The theme of the poem is the glorification of love. Love, according to the poet, is the supreme passion of human beings and all the other passions are subordinated to it. They, moreover, contribute something to the passion of love; they stimulate, inspire, and sustain love, and make its fire more steadily and brightly.Why did Elizabeth Barrett Browning write How do I love thee? ›
Most critics agree that Barrett Browning wrote the sonnets, not as an abstract literary exercise, but as a personal declaration of love to her husband, Robert Browning (who was also an important Victorian poet).What is the theme of love in a life by Robert Browning? ›
The mysterious "Love in a Life" explores the fear of losing one's beloved. The poem's speaker searches for his lost lover through a vast, maze-like house, but she always seems to have just left each room before he enters.What is the hyperbole in How Do I Love Thee? ›
A hyperbole is a exaggeration or a overstatement. This is a hyperbole because you cant really love someone with all of those things she is describing she is just exaggerating. I love thee freely, as men strive for right; I love thee purely, as they turn from Praise.Is how do I love thee a dramatic monologue? ›

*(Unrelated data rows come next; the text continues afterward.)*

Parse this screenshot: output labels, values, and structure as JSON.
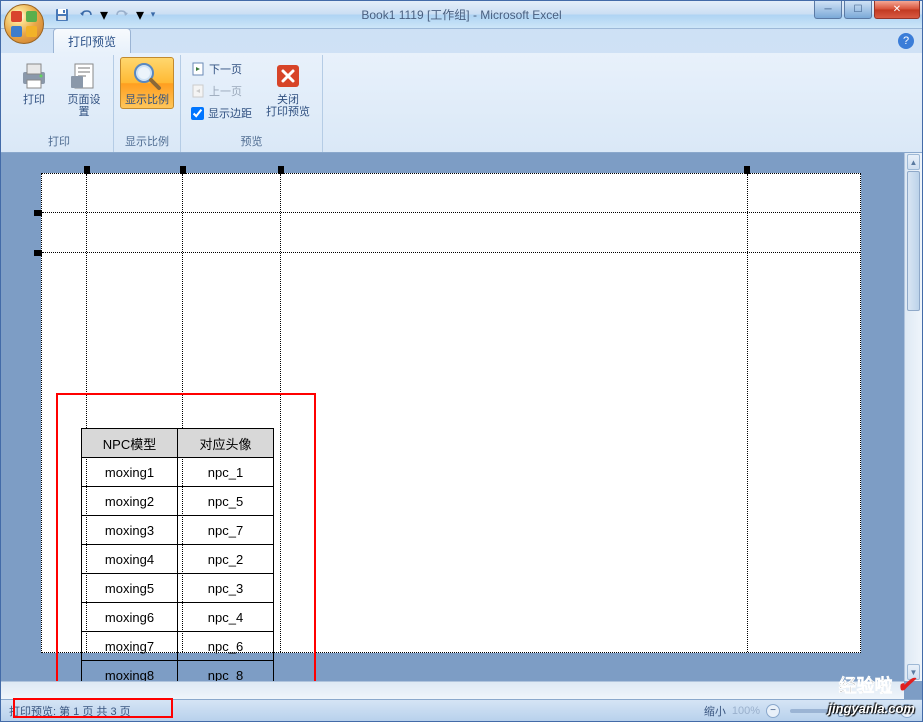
{
  "window": {
    "title": "Book1 1119  [工作组] - Microsoft Excel"
  },
  "qat": {
    "save": "💾",
    "undo": "↶",
    "redo": "↷"
  },
  "tabs": {
    "print_preview": "打印预览"
  },
  "ribbon": {
    "print_group": {
      "label": "打印",
      "print_btn": "打印",
      "page_setup_btn": "页面设置"
    },
    "zoom_group": {
      "label": "显示比例",
      "zoom_btn": "显示比例"
    },
    "preview_group": {
      "label": "预览",
      "next_page": "下一页",
      "prev_page": "上一页",
      "show_margins": "显示边距",
      "close_btn_line1": "关闭",
      "close_btn_line2": "打印预览"
    }
  },
  "table": {
    "headers": [
      "NPC模型",
      "对应头像"
    ],
    "rows": [
      [
        "moxing1",
        "npc_1"
      ],
      [
        "moxing2",
        "npc_5"
      ],
      [
        "moxing3",
        "npc_7"
      ],
      [
        "moxing4",
        "npc_2"
      ],
      [
        "moxing5",
        "npc_3"
      ],
      [
        "moxing6",
        "npc_4"
      ],
      [
        "moxing7",
        "npc_6"
      ],
      [
        "moxing8",
        "npc_8"
      ]
    ]
  },
  "statusbar": {
    "preview_status": "打印预览: 第 1 页 共 3 页",
    "zoom_label": "缩小",
    "zoom_value": "100%"
  },
  "watermark": {
    "brand": "经验啦",
    "url": "jingyanla.com"
  }
}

“How Do I Love Thee?” is a sonnet and Porphyria's Lover is a dramatic monologue. Both the romantic poems were published in early 19th century. The language is natural and the theme of love is common in both these poems but both explore the romance in a different way.What inspired the author to write the poem How Do I Love Thee? ›

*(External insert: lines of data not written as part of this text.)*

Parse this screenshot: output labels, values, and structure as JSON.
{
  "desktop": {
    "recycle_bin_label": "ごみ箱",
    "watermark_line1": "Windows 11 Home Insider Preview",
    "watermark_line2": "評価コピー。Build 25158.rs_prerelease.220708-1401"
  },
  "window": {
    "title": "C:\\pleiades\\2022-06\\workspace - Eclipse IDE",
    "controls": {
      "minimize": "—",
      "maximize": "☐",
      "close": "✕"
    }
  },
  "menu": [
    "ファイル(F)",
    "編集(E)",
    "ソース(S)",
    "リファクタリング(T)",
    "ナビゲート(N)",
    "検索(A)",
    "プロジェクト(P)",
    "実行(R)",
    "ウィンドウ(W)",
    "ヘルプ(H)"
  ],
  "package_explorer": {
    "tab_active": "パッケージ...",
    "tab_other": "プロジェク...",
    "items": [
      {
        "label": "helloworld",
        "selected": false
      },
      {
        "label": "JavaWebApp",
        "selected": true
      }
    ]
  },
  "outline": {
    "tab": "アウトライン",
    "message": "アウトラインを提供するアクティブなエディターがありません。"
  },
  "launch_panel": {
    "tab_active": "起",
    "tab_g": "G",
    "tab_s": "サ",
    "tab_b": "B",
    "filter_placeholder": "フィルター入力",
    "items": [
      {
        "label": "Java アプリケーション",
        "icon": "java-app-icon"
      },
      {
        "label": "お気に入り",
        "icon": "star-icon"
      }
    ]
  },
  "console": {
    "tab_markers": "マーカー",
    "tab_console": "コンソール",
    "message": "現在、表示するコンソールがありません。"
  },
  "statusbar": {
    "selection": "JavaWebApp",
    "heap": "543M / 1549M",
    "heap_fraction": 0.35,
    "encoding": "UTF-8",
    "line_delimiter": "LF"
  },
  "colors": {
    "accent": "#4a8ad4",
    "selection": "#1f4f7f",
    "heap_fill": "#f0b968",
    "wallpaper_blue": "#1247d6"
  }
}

For starters, the inspiration behind the work was Elizabeth's love for the man who had, for all intents and purposes, rescued her from a quietly desperate, reclusive lifestyle she led in London, following the accidental death of her closest brother.What was Elizabeth Barrett Browning's feelings about slavery? ›
Despite the fact that her comfortable upbringing had relied on wealth from Jamaican estates that used slave labour, Elizabeth was an ardent abolitionist. It is possible that Barrett Browning had slave ancestors, what is certain is that she believed her family was cursed by profiting from slavery.
While more conservative women poets wrote about nature, pious religion or the domestic space, Elizabeth Barrett Browning wrote about industrialisation, slavery, political leadership, religious controversy, the problems faced by women in society, and what it was like to live in the modern world.What is love's main theme? ›
Love as a literary theme deals with relationships between people based on affection or desire. It's a fundamental component of many literary works and one of the most prominent themes in art.What is the main theme of the definition of love? ›
'The Definition of Love' by Andrew Marvell contains several themes. The most important theme of the poem is love. The poet describes the character of his love for his beloved. According to the poet, this love is perfect and therefore unattainable.How is the speaker's attitude in the beginning of the poem Love in a Life? ›
In the first stanza of 'Love in a Life' the speaker begins by describing how he hunts for his lover throughout the rooms of their house. The first three lines are quite short, but extremely powerful and assertive. The speaker's tone in these lines is determined and confident.